b) Imagining situations that are the opposite of the present situation.
Lisa and John love each other. If they didn't love each other, they wouldn't spend time together. (Fact: They do spend time together)
Do you understand? The next exercise will be more challenging.
Exercise #4 - First or Second Conditional?
Read the statements below. Then make a conditional sentence based on it.
- I'm so busy. That's why I don't exercise. If I (not/be) busy, I (exercise).
- Sadly, the environment is being destroyed. If this (continue), more and more animal species (disappear).
- I don't play sports. However, it's only because I'm not in shape. If I (be) in shape, I (play) sports.
- I can't do my job because my boss doesn't explain things properly. If he (explain) things properly, I (be) able to do my job.
- Mohammed has applied to study abroad in Canada. If he (accept), he (study) in Vancouver.
- I can't stop smoking. The problem is, I feel nervous all the time. If I (not/feel) nervous all the time, I (can/stop) smoking.
- It's the middle of summer. It's very hot. If it (snow) tomorrow, I (not/believe) it.
- You are not me. You don't know how I feel. If you (be) me, you (know) how I feel.
- Your English will probably continue to improve. If it further (improve), you (feel) more confident.
- I'm so tired because I play video games every night.

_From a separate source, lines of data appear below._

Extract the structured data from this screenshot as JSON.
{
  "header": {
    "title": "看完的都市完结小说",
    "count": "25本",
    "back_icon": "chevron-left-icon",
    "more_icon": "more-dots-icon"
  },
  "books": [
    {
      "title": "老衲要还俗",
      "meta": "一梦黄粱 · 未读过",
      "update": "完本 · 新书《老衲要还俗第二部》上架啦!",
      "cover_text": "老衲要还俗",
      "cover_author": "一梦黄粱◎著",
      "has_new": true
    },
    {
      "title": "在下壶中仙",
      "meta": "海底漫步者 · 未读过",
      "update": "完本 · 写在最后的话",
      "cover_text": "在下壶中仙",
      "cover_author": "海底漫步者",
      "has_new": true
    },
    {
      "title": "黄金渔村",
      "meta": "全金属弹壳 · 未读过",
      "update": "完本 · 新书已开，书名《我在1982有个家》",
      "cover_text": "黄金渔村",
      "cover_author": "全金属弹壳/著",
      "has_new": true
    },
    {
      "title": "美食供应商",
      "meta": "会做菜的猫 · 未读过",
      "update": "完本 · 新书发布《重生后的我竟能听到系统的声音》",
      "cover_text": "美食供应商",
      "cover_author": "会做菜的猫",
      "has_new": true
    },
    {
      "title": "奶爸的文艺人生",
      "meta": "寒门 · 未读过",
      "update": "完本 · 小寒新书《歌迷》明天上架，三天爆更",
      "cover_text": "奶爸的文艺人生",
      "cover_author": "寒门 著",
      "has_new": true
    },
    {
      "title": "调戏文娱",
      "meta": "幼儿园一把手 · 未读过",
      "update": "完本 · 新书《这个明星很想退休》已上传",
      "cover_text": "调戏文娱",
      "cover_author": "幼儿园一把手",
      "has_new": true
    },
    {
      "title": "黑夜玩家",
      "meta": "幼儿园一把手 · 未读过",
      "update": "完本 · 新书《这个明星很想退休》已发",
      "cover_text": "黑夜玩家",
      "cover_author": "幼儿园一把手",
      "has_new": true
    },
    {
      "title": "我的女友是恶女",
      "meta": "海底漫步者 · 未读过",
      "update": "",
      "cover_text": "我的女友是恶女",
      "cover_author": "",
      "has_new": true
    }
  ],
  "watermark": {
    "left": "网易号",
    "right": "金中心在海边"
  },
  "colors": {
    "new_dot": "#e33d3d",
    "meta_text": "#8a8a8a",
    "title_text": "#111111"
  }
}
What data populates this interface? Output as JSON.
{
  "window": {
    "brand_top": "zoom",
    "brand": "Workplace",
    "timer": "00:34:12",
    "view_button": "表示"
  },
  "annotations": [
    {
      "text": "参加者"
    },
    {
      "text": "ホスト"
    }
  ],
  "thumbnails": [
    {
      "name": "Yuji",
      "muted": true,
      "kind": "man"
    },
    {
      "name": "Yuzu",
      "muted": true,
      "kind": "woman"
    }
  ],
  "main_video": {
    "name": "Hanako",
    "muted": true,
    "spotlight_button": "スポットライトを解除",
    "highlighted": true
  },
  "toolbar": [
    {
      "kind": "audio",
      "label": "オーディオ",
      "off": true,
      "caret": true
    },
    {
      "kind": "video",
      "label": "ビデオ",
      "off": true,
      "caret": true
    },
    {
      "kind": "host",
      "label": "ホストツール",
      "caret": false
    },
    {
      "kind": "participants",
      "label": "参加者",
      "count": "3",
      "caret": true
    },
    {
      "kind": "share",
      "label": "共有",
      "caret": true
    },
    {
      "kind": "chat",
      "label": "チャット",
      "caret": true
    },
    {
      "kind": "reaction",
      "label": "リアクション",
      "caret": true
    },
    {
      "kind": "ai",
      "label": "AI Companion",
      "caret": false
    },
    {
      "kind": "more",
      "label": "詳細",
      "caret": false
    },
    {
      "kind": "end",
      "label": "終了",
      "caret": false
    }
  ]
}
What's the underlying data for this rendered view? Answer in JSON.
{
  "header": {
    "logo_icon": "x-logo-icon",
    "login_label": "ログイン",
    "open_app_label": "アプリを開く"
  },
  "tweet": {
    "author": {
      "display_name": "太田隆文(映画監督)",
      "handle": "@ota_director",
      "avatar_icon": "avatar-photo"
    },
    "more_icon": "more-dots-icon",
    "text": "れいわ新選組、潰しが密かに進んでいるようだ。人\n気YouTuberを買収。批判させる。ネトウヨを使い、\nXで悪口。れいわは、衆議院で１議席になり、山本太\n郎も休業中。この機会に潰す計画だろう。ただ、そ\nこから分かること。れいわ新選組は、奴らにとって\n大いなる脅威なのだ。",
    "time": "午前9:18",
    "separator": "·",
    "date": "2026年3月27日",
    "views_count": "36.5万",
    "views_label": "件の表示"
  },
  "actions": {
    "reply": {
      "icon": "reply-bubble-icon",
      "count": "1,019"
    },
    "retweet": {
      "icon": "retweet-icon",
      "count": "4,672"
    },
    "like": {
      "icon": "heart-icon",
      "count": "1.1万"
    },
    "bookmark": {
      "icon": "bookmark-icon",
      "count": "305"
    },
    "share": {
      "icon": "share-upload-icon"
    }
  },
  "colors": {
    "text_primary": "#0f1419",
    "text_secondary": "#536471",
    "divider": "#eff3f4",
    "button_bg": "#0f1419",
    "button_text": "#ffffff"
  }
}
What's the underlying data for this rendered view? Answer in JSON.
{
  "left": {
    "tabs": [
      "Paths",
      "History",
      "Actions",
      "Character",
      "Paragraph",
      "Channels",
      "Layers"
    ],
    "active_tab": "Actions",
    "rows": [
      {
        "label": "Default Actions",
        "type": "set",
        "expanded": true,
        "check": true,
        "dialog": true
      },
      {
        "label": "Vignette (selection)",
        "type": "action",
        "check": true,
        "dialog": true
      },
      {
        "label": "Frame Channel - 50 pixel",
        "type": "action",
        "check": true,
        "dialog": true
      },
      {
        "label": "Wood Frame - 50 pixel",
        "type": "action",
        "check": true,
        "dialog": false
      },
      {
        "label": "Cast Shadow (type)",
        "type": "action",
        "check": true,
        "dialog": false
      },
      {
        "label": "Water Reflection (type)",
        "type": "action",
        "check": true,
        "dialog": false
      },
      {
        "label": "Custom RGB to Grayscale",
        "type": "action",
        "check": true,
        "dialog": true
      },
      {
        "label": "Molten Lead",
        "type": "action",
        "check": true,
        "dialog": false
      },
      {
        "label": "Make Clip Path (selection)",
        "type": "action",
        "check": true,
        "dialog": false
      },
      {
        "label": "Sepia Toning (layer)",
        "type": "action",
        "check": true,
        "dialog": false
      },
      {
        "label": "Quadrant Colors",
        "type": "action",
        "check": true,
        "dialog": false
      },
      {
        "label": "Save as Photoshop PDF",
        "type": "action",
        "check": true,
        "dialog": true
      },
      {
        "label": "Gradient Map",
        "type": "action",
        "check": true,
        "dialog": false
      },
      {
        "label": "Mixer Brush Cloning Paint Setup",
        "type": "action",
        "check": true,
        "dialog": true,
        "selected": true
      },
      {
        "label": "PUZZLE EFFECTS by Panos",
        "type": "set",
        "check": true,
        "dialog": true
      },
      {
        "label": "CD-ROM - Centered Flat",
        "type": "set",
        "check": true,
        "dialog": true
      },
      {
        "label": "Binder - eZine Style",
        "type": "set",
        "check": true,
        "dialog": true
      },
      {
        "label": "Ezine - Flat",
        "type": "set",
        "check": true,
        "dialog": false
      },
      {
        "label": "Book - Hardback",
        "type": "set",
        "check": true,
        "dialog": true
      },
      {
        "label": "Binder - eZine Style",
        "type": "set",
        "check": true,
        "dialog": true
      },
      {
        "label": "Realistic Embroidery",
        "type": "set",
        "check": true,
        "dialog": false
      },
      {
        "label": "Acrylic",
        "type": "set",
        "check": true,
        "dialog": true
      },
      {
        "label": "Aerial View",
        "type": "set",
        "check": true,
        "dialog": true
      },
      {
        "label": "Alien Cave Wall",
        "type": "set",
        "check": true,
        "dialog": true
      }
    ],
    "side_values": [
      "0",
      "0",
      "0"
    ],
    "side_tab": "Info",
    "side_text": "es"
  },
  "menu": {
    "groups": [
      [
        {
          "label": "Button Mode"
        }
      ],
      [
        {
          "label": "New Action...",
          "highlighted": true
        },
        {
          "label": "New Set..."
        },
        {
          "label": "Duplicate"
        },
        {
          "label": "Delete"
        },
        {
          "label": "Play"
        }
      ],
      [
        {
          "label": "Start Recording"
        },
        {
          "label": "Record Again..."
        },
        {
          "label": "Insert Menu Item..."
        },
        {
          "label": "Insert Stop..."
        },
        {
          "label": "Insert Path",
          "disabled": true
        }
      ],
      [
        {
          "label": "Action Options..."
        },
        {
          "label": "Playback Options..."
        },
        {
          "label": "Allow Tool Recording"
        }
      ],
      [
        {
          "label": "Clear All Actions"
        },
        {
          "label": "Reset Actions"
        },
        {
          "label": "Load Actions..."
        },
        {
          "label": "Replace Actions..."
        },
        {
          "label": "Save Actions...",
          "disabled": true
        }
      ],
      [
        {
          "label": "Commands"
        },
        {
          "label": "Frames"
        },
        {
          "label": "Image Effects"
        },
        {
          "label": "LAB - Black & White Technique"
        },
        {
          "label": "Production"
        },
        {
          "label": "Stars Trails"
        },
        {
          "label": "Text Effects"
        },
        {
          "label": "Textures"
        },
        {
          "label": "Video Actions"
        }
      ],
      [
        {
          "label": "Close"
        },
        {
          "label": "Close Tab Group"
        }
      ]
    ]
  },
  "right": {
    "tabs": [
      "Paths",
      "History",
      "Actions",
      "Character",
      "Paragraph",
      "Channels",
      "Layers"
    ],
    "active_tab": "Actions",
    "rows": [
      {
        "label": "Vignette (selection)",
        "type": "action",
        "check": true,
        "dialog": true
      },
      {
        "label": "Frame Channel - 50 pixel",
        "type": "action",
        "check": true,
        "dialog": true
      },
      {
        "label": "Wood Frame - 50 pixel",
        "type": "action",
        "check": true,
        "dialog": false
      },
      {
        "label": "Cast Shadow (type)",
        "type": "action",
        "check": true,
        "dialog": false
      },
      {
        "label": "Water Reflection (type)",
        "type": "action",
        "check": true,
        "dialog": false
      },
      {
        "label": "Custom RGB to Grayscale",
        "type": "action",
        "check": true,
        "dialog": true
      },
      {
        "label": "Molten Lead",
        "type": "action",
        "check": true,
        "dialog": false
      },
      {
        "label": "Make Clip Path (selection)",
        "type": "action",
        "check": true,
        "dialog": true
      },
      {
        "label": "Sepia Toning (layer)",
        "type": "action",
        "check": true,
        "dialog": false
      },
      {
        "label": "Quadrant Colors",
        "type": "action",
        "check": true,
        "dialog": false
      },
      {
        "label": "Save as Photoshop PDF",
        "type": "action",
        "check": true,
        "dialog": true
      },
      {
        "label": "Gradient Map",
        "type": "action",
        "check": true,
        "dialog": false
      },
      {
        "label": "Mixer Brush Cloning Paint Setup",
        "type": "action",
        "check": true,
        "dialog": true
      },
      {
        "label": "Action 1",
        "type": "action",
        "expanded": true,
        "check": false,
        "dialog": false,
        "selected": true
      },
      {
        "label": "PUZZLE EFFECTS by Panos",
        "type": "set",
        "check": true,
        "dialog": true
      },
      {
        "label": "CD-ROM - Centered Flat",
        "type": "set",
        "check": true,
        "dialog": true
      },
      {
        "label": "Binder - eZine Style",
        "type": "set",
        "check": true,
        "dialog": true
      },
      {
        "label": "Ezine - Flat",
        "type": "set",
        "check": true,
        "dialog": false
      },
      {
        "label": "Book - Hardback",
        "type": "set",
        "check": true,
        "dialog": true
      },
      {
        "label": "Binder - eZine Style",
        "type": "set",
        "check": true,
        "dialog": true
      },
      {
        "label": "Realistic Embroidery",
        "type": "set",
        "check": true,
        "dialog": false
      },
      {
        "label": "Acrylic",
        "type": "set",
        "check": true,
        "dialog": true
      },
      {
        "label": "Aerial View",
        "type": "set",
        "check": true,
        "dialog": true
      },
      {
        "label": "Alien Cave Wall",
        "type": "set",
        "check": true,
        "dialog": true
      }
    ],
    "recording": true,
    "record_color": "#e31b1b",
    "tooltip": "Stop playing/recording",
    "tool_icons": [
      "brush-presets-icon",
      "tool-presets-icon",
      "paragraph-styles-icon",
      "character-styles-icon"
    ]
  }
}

If I (not/play) video games so much, I (not/feel) so terrible every day.
Exercise #5 - Making Present Unreal Questions
We haven't reviewed this, but try to take the below words and form a question in the second conditional (present unreal).
Note: be sure to add proper punctuation (e.g. commas, question marks)!
- (if / you / be the leader of your country / what / you / do) =
- (what / you / do / if / you / have more free time) =
- (if / you / can / go / anywhere in the world / where / you / travel) =
- (if / today / be / your last day on earth / what / you / do) =
- (you / wear / glasses / if / you / cannot / see / well ) =
That's the end of the lesson. I hope this has been useful. If you find any mistakes, or you have a question, please leave a comment below.
- Matthew Barton (copyright) / Creator of Englishcurrent.com
Hello, are the sentences 4. and 7. in the exercise no. 1 correct? Also the answers in the last exercise are somehow mixed with others :)
Thanks again! (I believe) I have fixed the mistakes.
I have completed the exercise #5 just as the same as the correct answers show but every time I check my answers, I see ‘You have made 5 mistake(s)’.
Thanks for letting me know! There was a problem with the question mark, which I fixed, I hope.
If I study this lesson and do the exercises many times, I will know how to use the first and the second conditional sentences better. Thank you so so much.
Thank you for the lesson! It has helped me a lot :3
Thank you for the lesson! It has helped me a lot and its really easy to understand.